The tennis legend Manolo Santana thinks that the format of the Davis Cup should not change drastically. Santana wrote an open letter in Marca commenting on the possible new changes that may affect the event. 'As you know, I am and I will always be a Davis Cup defender: during my whole life I gave (everything) for Spain playing 46 ties and winning 92 matches,' said Santana.
'Nothing would have excited me in my career more than winning some of those finals that we played in 1965 or 1967 and the ones we fought until the death in Australia. Or winning some of the editions where I had the pride of being captain.
And I keep having passion for Davis. That's why this year I didn't doubt even for a second on being in Marbella and Valencia supporting Spain in every tie. And I can say (and I lived a lot) that moments I lived in Valencia's Plaza de Toros were magical, unforgettable.
I suggest them to everyone that was saying that the Davis Cup has died. 'Having said that, it's sure that as years go on I noted that the competition changed and evolved and I was the first to say that Davis needed some kind of reforms.
The current system competition changed from when I was playing. Now well, I think that the revolution they are planning for could break the DNA of the competition.' Santana finally concluded: 'There needs to be the greatest possible transparency and thinking about the good of tennis, not purely economic interests.
After decades of competing in this wonderful competition that I adore, I could not remain silent.
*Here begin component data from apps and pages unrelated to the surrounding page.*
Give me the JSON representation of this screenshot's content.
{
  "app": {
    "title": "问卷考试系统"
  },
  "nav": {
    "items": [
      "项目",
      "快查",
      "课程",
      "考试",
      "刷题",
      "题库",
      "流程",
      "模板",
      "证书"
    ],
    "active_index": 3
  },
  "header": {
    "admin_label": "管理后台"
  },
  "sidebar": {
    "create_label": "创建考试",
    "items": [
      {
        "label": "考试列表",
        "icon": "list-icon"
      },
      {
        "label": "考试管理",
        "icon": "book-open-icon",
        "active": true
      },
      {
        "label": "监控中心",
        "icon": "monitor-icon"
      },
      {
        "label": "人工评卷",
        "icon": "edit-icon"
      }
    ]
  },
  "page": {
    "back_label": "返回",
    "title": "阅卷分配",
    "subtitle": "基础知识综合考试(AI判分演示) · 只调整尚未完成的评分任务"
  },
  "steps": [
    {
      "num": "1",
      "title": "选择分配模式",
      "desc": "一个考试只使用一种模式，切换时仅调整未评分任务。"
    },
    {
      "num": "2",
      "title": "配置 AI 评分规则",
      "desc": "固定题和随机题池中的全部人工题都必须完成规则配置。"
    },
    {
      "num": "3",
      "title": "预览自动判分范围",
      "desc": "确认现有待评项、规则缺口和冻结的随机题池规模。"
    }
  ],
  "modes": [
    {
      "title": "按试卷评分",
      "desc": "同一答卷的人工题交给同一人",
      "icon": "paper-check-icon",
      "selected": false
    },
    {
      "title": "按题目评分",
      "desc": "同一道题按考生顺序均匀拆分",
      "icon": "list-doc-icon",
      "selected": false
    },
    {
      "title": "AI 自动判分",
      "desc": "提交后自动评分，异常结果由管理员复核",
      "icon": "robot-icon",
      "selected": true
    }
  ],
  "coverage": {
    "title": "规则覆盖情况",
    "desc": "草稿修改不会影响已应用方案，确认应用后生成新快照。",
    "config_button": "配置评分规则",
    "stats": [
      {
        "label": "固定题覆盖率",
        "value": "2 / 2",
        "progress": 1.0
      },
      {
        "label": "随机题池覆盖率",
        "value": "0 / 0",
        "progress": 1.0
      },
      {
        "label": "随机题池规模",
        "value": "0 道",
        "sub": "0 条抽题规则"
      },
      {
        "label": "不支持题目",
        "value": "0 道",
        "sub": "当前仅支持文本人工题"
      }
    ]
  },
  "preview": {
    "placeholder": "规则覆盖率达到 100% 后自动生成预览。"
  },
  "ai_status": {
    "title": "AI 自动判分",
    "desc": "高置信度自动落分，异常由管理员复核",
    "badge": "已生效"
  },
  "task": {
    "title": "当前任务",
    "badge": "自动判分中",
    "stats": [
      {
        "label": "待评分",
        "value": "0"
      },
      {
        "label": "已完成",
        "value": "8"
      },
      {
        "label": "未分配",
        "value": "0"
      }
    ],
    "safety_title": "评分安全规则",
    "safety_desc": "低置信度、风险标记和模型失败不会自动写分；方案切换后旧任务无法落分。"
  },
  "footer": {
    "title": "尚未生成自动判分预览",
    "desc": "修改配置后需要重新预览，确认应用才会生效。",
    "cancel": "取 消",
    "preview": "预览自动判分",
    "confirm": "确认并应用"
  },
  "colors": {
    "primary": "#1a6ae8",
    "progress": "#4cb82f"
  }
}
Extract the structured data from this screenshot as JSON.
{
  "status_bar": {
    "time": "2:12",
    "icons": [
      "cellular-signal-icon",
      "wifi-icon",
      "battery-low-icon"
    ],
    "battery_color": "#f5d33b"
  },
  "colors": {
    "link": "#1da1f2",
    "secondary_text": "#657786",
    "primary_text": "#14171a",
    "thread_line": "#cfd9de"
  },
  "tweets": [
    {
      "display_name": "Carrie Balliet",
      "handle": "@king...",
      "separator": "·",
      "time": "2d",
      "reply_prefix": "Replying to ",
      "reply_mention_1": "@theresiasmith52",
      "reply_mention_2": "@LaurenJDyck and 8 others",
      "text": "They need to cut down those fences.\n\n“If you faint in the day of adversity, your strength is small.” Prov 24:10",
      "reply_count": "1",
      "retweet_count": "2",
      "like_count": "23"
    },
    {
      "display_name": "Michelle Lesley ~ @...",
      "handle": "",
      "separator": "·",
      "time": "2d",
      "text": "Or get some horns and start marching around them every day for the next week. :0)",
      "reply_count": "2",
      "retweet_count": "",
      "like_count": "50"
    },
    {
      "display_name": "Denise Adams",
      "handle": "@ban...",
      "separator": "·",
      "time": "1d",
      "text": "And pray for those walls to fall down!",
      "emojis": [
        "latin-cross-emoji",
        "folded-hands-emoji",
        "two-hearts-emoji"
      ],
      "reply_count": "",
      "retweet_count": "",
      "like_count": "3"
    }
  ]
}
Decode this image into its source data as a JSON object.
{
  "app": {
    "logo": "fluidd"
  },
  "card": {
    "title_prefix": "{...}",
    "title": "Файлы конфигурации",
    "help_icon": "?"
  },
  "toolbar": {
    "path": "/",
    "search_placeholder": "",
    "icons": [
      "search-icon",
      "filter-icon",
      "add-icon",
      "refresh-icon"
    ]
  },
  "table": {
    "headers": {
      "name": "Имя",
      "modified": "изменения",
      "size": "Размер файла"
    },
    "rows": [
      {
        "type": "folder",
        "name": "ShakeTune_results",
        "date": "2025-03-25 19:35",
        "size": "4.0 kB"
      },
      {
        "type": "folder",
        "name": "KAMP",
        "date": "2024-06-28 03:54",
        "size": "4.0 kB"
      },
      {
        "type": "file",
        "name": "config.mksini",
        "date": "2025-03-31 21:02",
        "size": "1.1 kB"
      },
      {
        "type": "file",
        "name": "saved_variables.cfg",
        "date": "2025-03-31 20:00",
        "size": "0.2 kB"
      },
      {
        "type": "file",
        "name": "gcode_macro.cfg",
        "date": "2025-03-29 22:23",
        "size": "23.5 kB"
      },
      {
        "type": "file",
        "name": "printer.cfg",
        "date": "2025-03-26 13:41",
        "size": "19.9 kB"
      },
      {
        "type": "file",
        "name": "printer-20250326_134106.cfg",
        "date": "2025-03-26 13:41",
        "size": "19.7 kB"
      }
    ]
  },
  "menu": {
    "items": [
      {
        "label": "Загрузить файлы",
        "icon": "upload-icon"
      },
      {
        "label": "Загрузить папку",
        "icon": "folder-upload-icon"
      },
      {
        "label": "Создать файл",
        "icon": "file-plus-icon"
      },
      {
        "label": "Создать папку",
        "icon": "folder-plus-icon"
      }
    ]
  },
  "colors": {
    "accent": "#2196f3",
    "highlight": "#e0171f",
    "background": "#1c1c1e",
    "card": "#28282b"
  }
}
The Davis Cup has been (and is!) part of my life and it would break my heart if its essence is distorted. Long live the Davis Cup.' ALSO READ: Roger Federer: We will never quite know who is the GOAT